Supersize Me!
The Housing Problem as a Spiritual Matter

I was going to continue writing about Jesus Christ Superstar, but it is a tad frivolous. Then I read the SFGate's always-relevant Surreal Estate column today, which was called "Monster Homes R Us: American homes are monuments to conspicuous consumption." Spurred by the recent proposal by David Duffield, founder of PeopleSoft, to build a 72,000 square foot house, even bigger than the one Bill Gates had built for himself, Carol Lloyd looks at the larger phenomenon.

Consider this:
"According to a Harvard University study, in the 1950s -- an era infamous for domestic consumerism run amuck -- the average home was only 1,140 square feet. It grew to 1,800 in the 1970s and now it's over 2,225. When it comes to new single-family housing, luxury and excess are no longer simply for the occasional oil tycoon or Hollywood starlet, they are a burgeoning sector of the middle-class building industry. According to the National Association of Home Builders, 21 percent of new homes in 2004 were 3,000 square feet or more."

That, in a nutshell, illustrates the structural problem that people in the U.S. are creating for themselves: bigger homes, spread further and further apart, resulting in the need to drive further and further to buy groceries, drop children off at childcare and school, and go to work.

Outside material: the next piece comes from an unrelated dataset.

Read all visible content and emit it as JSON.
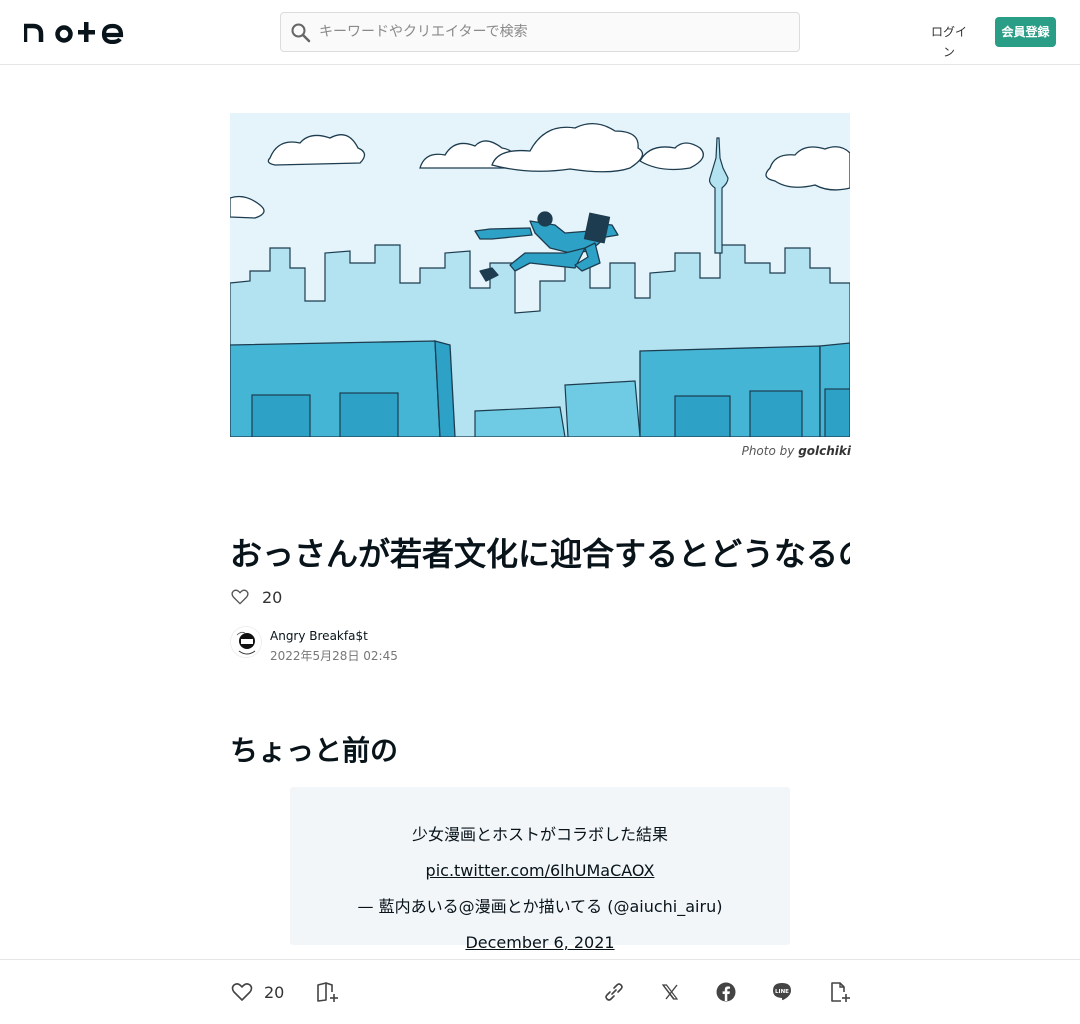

We are, as an article in the League of California Cities magazine, Western City, was titled, "Driving ourselves to death." (Sorry, the article itself doesn't seem to be available online.)

Carl Magruder wrote on his blog, Confessions of an Earth Quaker:
"This is what the breakdown of community, phony spirituality, corporate media, consumerism, over-busyness, separateness from simple life processes like nursing the sick and dying or growing our own food, and even apathy itself do to the human organism."

At least three members of our monthly meeting our going on "car fasts." Of course, that's easier to do in a compact city like San Francisco than in many places in California, for example.

The point here being (clamber up onto soapbox):

  • the way we build our physical environment is an expression of our spiritual values; and
  • the way we get out of the problems caused by our way of life has to include a strategy to address the built environment, whether back to the land or back to the city; and
  • that has to include addressing the injustices of both city and rural life.

As Carl also wrote, "The inseparability of social justice and earthcare issues is undeniable here." I agree.

As Paul says in 1 Corinthians chapter 1, "I urge you, brothers and sisters, by the name of our Lord Jesus Christ, to agree together, to end your divisions, and to be united by the same mind and purpose." How are Quakers going to find unity as a religious society -- unity in mind, heart, spirit and body -- to act together, with love for God, for one another, and for the world?

1 comment:

Anonymous said...

Business Week had an article on the impact of this phenomenon last week:

Living Too Large In Exurbia
Big houses. Big cars. Now, bigger bills. A lifestyle built on cheap energy and cheap credit is in jeopardy

"... Love them or hate them, the exurbs are playing an increasingly important role in America's cultural landscape. In the minds of critics, the exurbs tend to attract conservative young families whose communities and lives often revolve around megachurches. Liberals blame the exurbs for reelecting President Bush in 2004. Conservationists blame them for spoiling the landscape with ugly sprawls of look-alike houses and promoting wasteful lifestyles.

Supporters of exurbs see a much different picture. Author David Brooks, whose book On Paradise Drive: How We Live Now (And Always Have) in the Future Tense examines the exurban phenomenon, often points out that exurbs are highly diverse and getting more so. They provide a high quality of life for many, including millions of immigrants. Indeed, exurbia has attracted both upper-income families who live expansive lifestyles and middle- and lower-income families who move to the far fringes of metro areas because it allows them to step up the ladder to a bigger house, better schools, and a nicer life than they could afford closer in. ...

The moment of truth for many exurbanites may be coming soon, says Vern S. Lazaroff, an attorney in Milford, Pa., and Port Jervis, N.Y., who specializes in personal bankruptcy. "A lot of people here get mortgaged up to their necks," he says. Once winter comes, "there's no way to pay for the fuel oil and the mortgage in the same month. There's just no way. I expect to see a huge number coming to my office."

Here is the link to the whole article, but I think you may have to sign up for Busnessweek Online to read it. Living Large in Exurbia